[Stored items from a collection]
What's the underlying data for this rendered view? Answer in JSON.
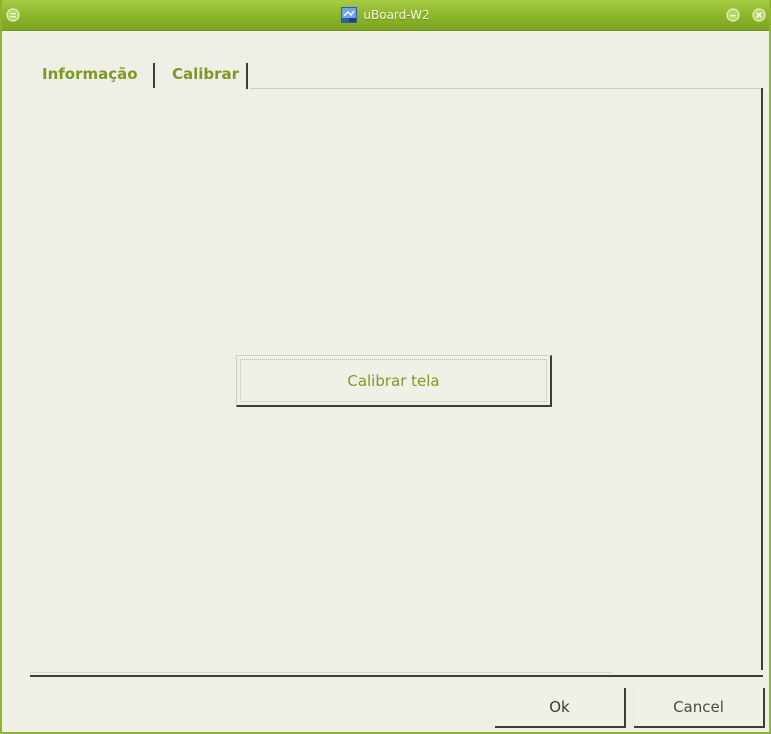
{
  "window": {
    "title": "uBoard-W2",
    "accent_color": "#8ab42a",
    "title_icon": "app-icon",
    "title_buttons": [
      "menu-icon",
      "minimize-icon",
      "close-icon"
    ]
  },
  "tabs": [
    {
      "label": "Informação"
    },
    {
      "label": "Calibrar",
      "active": true
    }
  ],
  "calibrar": {
    "calibrate_label": "Calibrar tela"
  },
  "footer": {
    "ok_label": "Ok",
    "cancel_label": "Cancel"
  }
}
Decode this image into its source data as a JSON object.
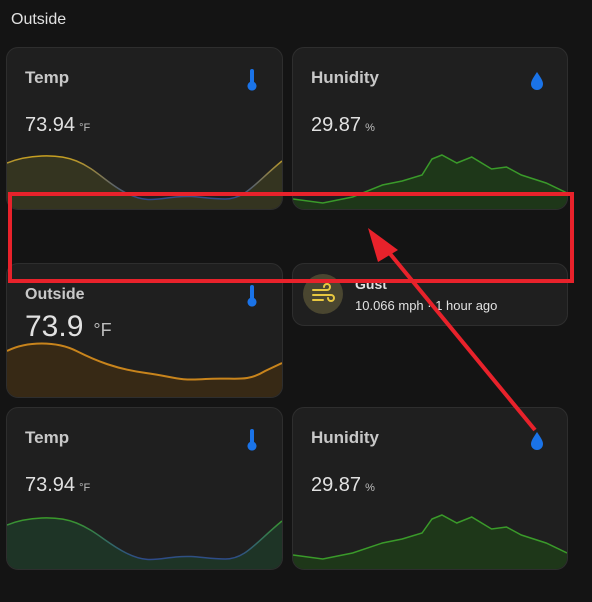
{
  "section": {
    "title": "Outside"
  },
  "cards": {
    "temp1": {
      "name": "Temp",
      "value": "73.94",
      "unit": "°F"
    },
    "hum1": {
      "name": "Hunidity",
      "value": "29.87",
      "unit": "%"
    },
    "outside": {
      "name": "Outside",
      "value": "73.9",
      "unit": "°F"
    },
    "gust": {
      "name": "Gust",
      "info": "10.066 mph · 1 hour ago"
    },
    "temp2": {
      "name": "Temp",
      "value": "73.94",
      "unit": "°F"
    },
    "hum2": {
      "name": "Hunidity",
      "value": "29.87",
      "unit": "%"
    }
  },
  "colors": {
    "accent_icon": "#1a73e8",
    "temp_graph_warm": "#c8a020",
    "temp_graph_cool": "#2e4a8a",
    "humidity_graph": "#3a9a2a",
    "outside_graph": "#c8841c",
    "gust_icon": "#e8c840",
    "annotation": "#e8222b"
  },
  "icons": {
    "temp": "thermometer-icon",
    "humidity": "water-percent-icon",
    "gust": "wind-icon"
  }
}
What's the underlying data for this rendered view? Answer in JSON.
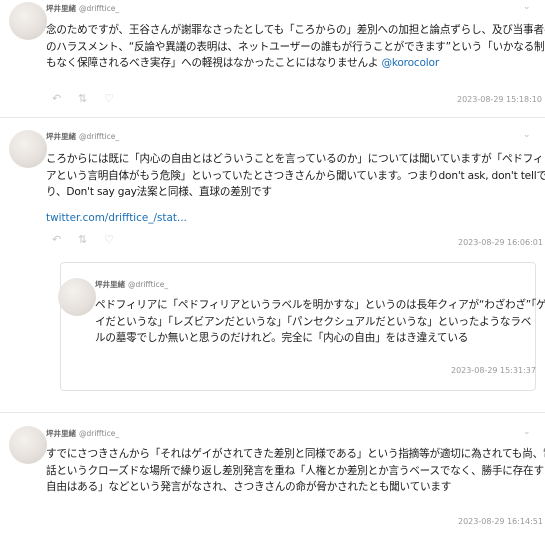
{
  "tweets": [
    {
      "name": "坪井里緒",
      "handle": "@drifftice_",
      "lines": [
        "念のためですが、王谷さんが謝罪なさったとしても「ころからの」差別への加担と論点ずらし、及び当事者へ",
        "のハラスメント、“反論や異議の表明は、ネットユーザーの誰もが行うことができます”という「いかなる制限",
        "もなく保障されるべき実存」への軽視はなかったことにはなりませんよ"
      ],
      "mention": "@korocolor",
      "timestamp": "2023-08-29 15:18:10"
    },
    {
      "name": "坪井里緒",
      "handle": "@drifftice_",
      "lines": [
        "ころからには既に「内心の自由とはどういうことを言っているのか」については聞いていますが「ペドフィリ",
        "アという言明自体がもう危険」といっていたとさつきさんから聞いています。つまりdon't ask, don't tellであ",
        "り、Don't say gay法案と同様、直球の差別です"
      ],
      "link": "twitter.com/drifftice_/stat...",
      "timestamp": "2023-08-29 16:06:01"
    },
    {
      "name": "坪井里緒",
      "handle": "@drifftice_",
      "lines": [
        "ペドフィリアに「ペドフィリアというラベルを明かすな」というのは長年クィアが“わざわざ”「ゲ",
        "イだというな」「レズビアンだというな」「パンセクシュアルだというな」といったようなラベ",
        "ルの墓零でしか無いと思うのだけれど。完全に「内心の自由」をはき違えている"
      ],
      "timestamp": "2023-08-29 15:31:37"
    },
    {
      "name": "坪井里緒",
      "handle": "@drifftice_",
      "lines": [
        "すでにさつきさんから「それはゲイがされてきた差別と同様である」という指摘等が適切に為されても尚、電",
        "話というクローズドな場所で繰り返し差別発言を重ね「人権とか差別とか言うベースでなく、勝手に存在する",
        "自由はある」などという発言がなされ、さつきさんの命が脅かされたとも聞いています"
      ],
      "timestamp": "2023-08-29 16:14:51"
    }
  ],
  "icons": {
    "reply": "reply-icon",
    "retweet": "retweet-icon",
    "like": "heart-icon",
    "menu": "chevron-down-icon"
  },
  "colors": {
    "link": "#1b6fb5",
    "muted": "#9a9a9a",
    "divider": "#e6e6e6"
  }
}
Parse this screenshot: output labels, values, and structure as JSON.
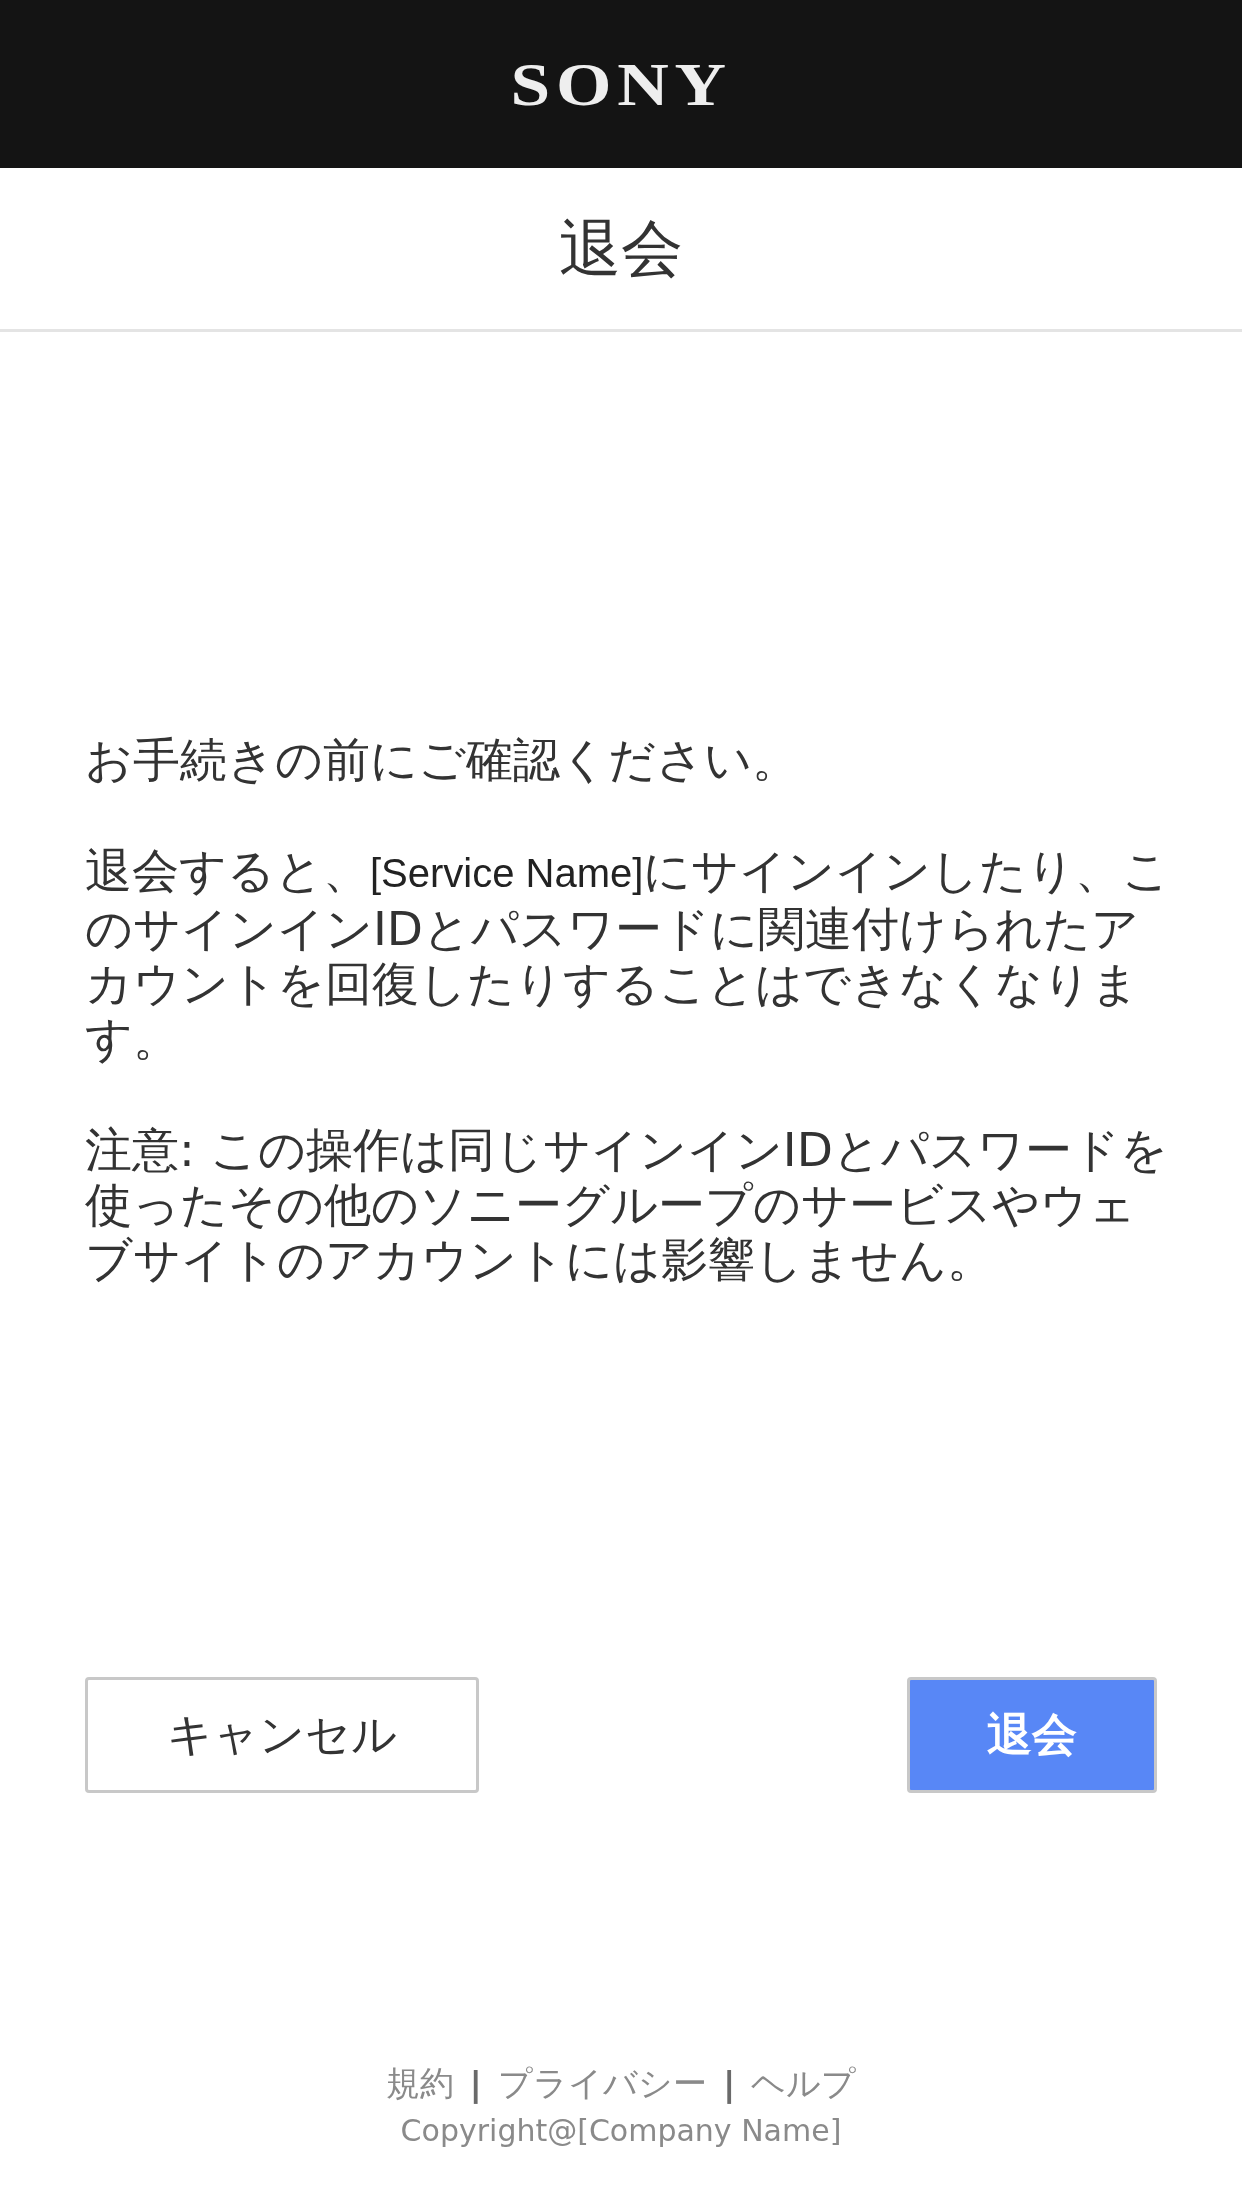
{
  "header": {
    "logo": "SONY"
  },
  "title": "退会",
  "paragraphs": [
    [
      {
        "kind": "plain",
        "text": "お手続きの前にご確認ください。"
      }
    ],
    [
      {
        "kind": "plain",
        "text": "退会すると、"
      },
      {
        "kind": "inserted",
        "text": "[Service Name]"
      },
      {
        "kind": "plain",
        "text": "にサインインしたり、このサインインIDとパスワードに関連付けられたアカウントを回復したりすることはできなくなります。"
      }
    ],
    [
      {
        "kind": "plain",
        "text": "注意: この操作は同じサインインIDとパスワードを使ったその他のソニーグループのサービスやウェブサイトのアカウントには影響しません。"
      }
    ]
  ],
  "buttons": [
    {
      "kind": "secondary",
      "label": "キャンセル"
    },
    {
      "kind": "primary",
      "label": "退会"
    }
  ],
  "footer": {
    "items": [
      {
        "kind": "link",
        "text": "規約"
      },
      {
        "kind": "separator",
        "text": "|"
      },
      {
        "kind": "link",
        "text": "プライバシー"
      },
      {
        "kind": "separator",
        "text": "|"
      },
      {
        "kind": "link",
        "text": "ヘルプ"
      }
    ],
    "copyright": "Copyright@[Company Name]"
  }
}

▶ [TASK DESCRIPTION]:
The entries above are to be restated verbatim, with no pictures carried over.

▶ [ANSWER BOX]:
What's the underlying data for this rendered view? Answer in JSON.
{
  "window": {
    "title": "uBoard-W2",
    "accent_color": "#8ab42a",
    "title_icon": "app-icon",
    "title_buttons": [
      "menu-icon",
      "minimize-icon",
      "close-icon"
    ]
  },
  "tabs": [
    {
      "label": "Informação"
    },
    {
      "label": "Calibrar",
      "active": true
    }
  ],
  "calibrar": {
    "calibrate_label": "Calibrar tela"
  },
  "footer": {
    "ok_label": "Ok",
    "cancel_label": "Cancel"
  }
}
Decode this image into its source data as a JSON object.
{
  "section": {
    "title": "Outside"
  },
  "cards": {
    "temp1": {
      "name": "Temp",
      "value": "73.94",
      "unit": "°F"
    },
    "hum1": {
      "name": "Hunidity",
      "value": "29.87",
      "unit": "%"
    },
    "outside": {
      "name": "Outside",
      "value": "73.9",
      "unit": "°F"
    },
    "gust": {
      "name": "Gust",
      "info": "10.066 mph · 1 hour ago"
    },
    "temp2": {
      "name": "Temp",
      "value": "73.94",
      "unit": "°F"
    },
    "hum2": {
      "name": "Hunidity",
      "value": "29.87",
      "unit": "%"
    }
  },
  "colors": {
    "accent_icon": "#1a73e8",
    "temp_graph_warm": "#c8a020",
    "temp_graph_cool": "#2e4a8a",
    "humidity_graph": "#3a9a2a",
    "outside_graph": "#c8841c",
    "gust_icon": "#e8c840",
    "annotation": "#e8222b"
  },
  "icons": {
    "temp": "thermometer-icon",
    "humidity": "water-percent-icon",
    "gust": "wind-icon"
  }
}
What's the underlying data for this rendered view? Answer in JSON.
{
  "tweets": [
    {
      "name": "坪井里緒",
      "handle": "@drifftice_",
      "lines": [
        "念のためですが、王谷さんが謝罪なさったとしても「ころからの」差別への加担と論点ずらし、及び当事者へ",
        "のハラスメント、“反論や異議の表明は、ネットユーザーの誰もが行うことができます”という「いかなる制限",
        "もなく保障されるべき実存」への軽視はなかったことにはなりませんよ"
      ],
      "mention": "@korocolor",
      "timestamp": "2023-08-29 15:18:10"
    },
    {
      "name": "坪井里緒",
      "handle": "@drifftice_",
      "lines": [
        "ころからには既に「内心の自由とはどういうことを言っているのか」については聞いていますが「ペドフィリ",
        "アという言明自体がもう危険」といっていたとさつきさんから聞いています。つまりdon't ask, don't tellであ",
        "り、Don't say gay法案と同様、直球の差別です"
      ],
      "link": "twitter.com/drifftice_/stat...",
      "timestamp": "2023-08-29 16:06:01"
    },
    {
      "name": "坪井里緒",
      "handle": "@drifftice_",
      "lines": [
        "ペドフィリアに「ペドフィリアというラベルを明かすな」というのは長年クィアが“わざわざ”「ゲ",
        "イだというな」「レズビアンだというな」「パンセクシュアルだというな」といったようなラベ",
        "ルの墓零でしか無いと思うのだけれど。完全に「内心の自由」をはき違えている"
      ],
      "timestamp": "2023-08-29 15:31:37"
    },
    {
      "name": "坪井里緒",
      "handle": "@drifftice_",
      "lines": [
        "すでにさつきさんから「それはゲイがされてきた差別と同様である」という指摘等が適切に為されても尚、電",
        "話というクローズドな場所で繰り返し差別発言を重ね「人権とか差別とか言うベースでなく、勝手に存在する",
        "自由はある」などという発言がなされ、さつきさんの命が脅かされたとも聞いています"
      ],
      "timestamp": "2023-08-29 16:14:51"
    }
  ],
  "icons": {
    "reply": "reply-icon",
    "retweet": "retweet-icon",
    "like": "heart-icon",
    "menu": "chevron-down-icon"
  },
  "colors": {
    "link": "#1b6fb5",
    "muted": "#9a9a9a",
    "divider": "#e6e6e6"
  }
}
Parse this screenshot: output labels, values, and structure as JSON.
{
  "header": {
    "logo": "SONY"
  },
  "title": "退会",
  "paragraphs": [
    [
      {
        "kind": "plain",
        "text": "お手続きの前にご確認ください。"
      }
    ],
    [
      {
        "kind": "plain",
        "text": "退会すると、"
      },
      {
        "kind": "inserted",
        "text": "[Service Name]"
      },
      {
        "kind": "plain",
        "text": "にサインインしたり、このサインインIDとパスワードに関連付けられたアカウントを回復したりすることはできなくなります。"
      }
    ],
    [
      {
        "kind": "plain",
        "text": "注意: この操作は同じサインインIDとパスワードを使ったその他のソニーグループのサービスやウェブサイトのアカウントには影響しません。"
      }
    ]
  ],
  "buttons": [
    {
      "kind": "secondary",
      "label": "キャンセル"
    },
    {
      "kind": "primary",
      "label": "退会"
    }
  ],
  "footer": {
    "items": [
      {
        "kind": "link",
        "text": "規約"
      },
      {
        "kind": "separator",
        "text": "|"
      },
      {
        "kind": "link",
        "text": "プライバシー"
      },
      {
        "kind": "separator",
        "text": "|"
      },
      {
        "kind": "link",
        "text": "ヘルプ"
      }
    ],
    "copyright": "Copyright@[Company Name]"
  }
}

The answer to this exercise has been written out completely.